== Segment start ==

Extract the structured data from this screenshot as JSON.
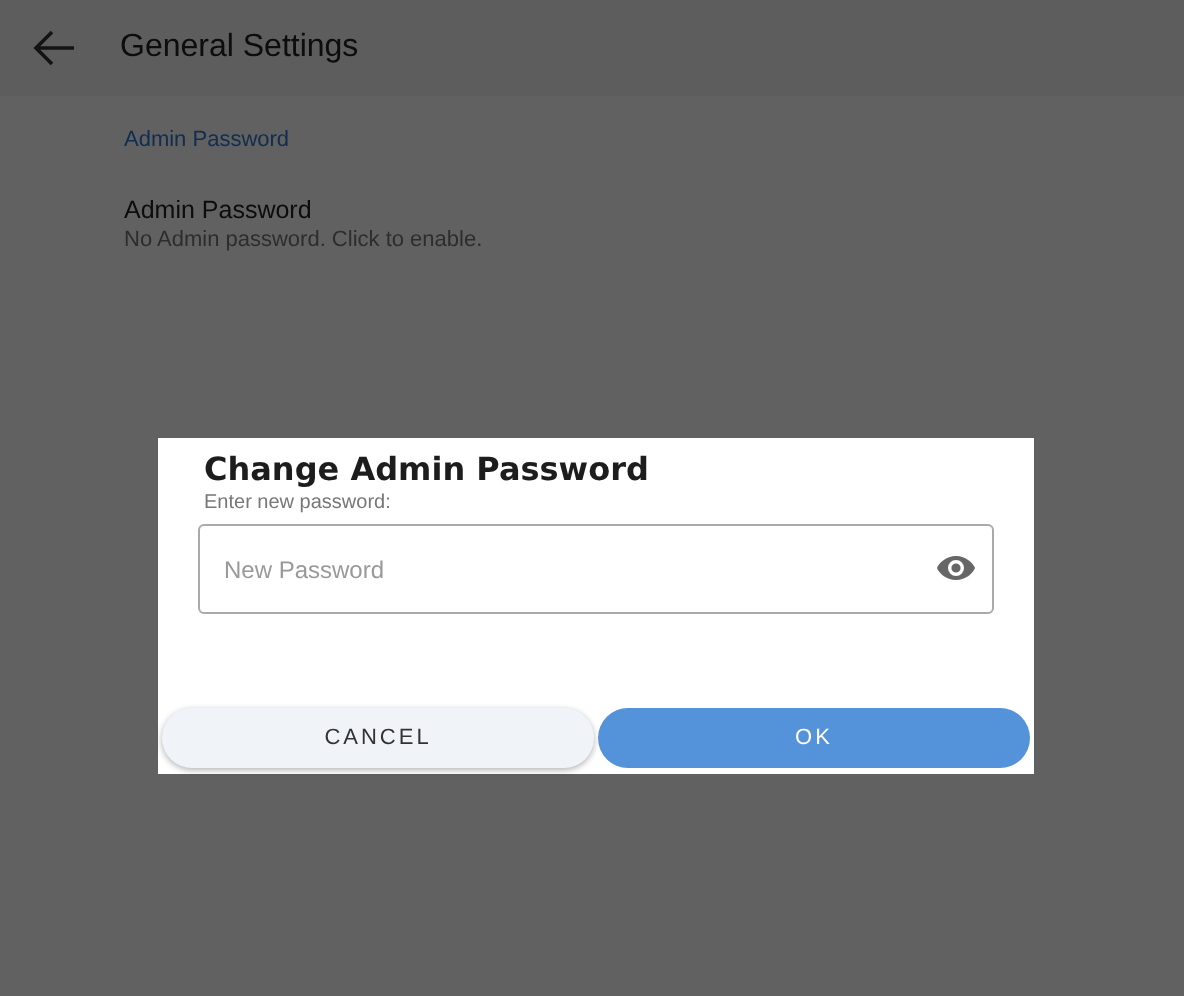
{
  "header": {
    "title": "General Settings"
  },
  "section": {
    "title": "Admin Password"
  },
  "settings": [
    {
      "title": "Admin Password",
      "summary": "No Admin password. Click to enable."
    }
  ],
  "dialog": {
    "title": "Change Admin Password",
    "prompt": "Enter new password:",
    "field": {
      "placeholder": "New Password"
    },
    "buttons": [
      {
        "label": "CANCEL",
        "kind": "secondary"
      },
      {
        "label": "OK",
        "kind": "primary"
      }
    ]
  }
}
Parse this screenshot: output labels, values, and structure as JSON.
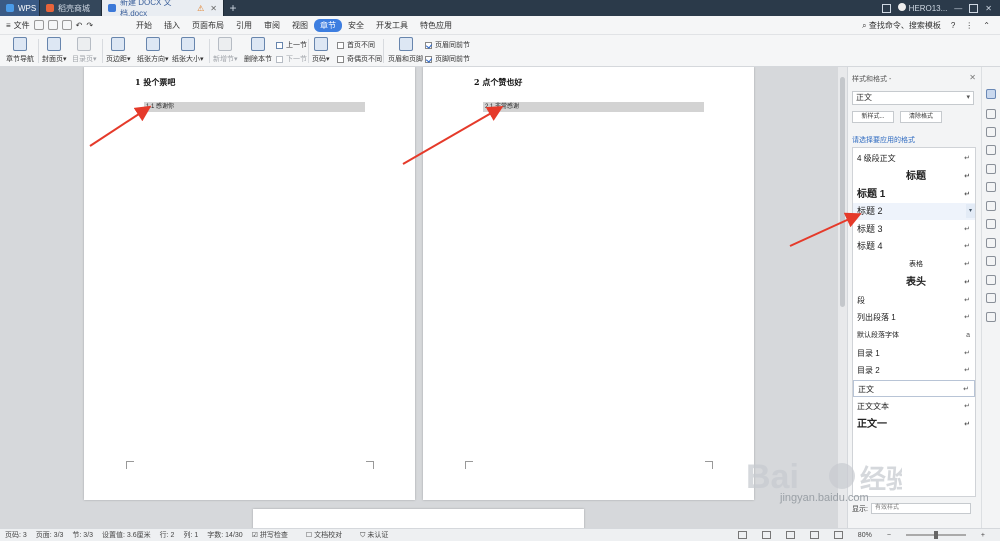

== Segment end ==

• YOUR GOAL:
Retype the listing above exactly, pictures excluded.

• RESPONSE TO THIS EXERCISE:
Extract the structured data from this screenshot as JSON.
{
  "header": {
    "title": "General Settings"
  },
  "section": {
    "title": "Admin Password"
  },
  "settings": [
    {
      "title": "Admin Password",
      "summary": "No Admin password. Click to enable."
    }
  ],
  "dialog": {
    "title": "Change Admin Password",
    "prompt": "Enter new password:",
    "field": {
      "placeholder": "New Password"
    },
    "buttons": [
      {
        "label": "CANCEL",
        "kind": "secondary"
      },
      {
        "label": "OK",
        "kind": "primary"
      }
    ]
  }
}
Parse this screenshot: output labels, values, and structure as JSON.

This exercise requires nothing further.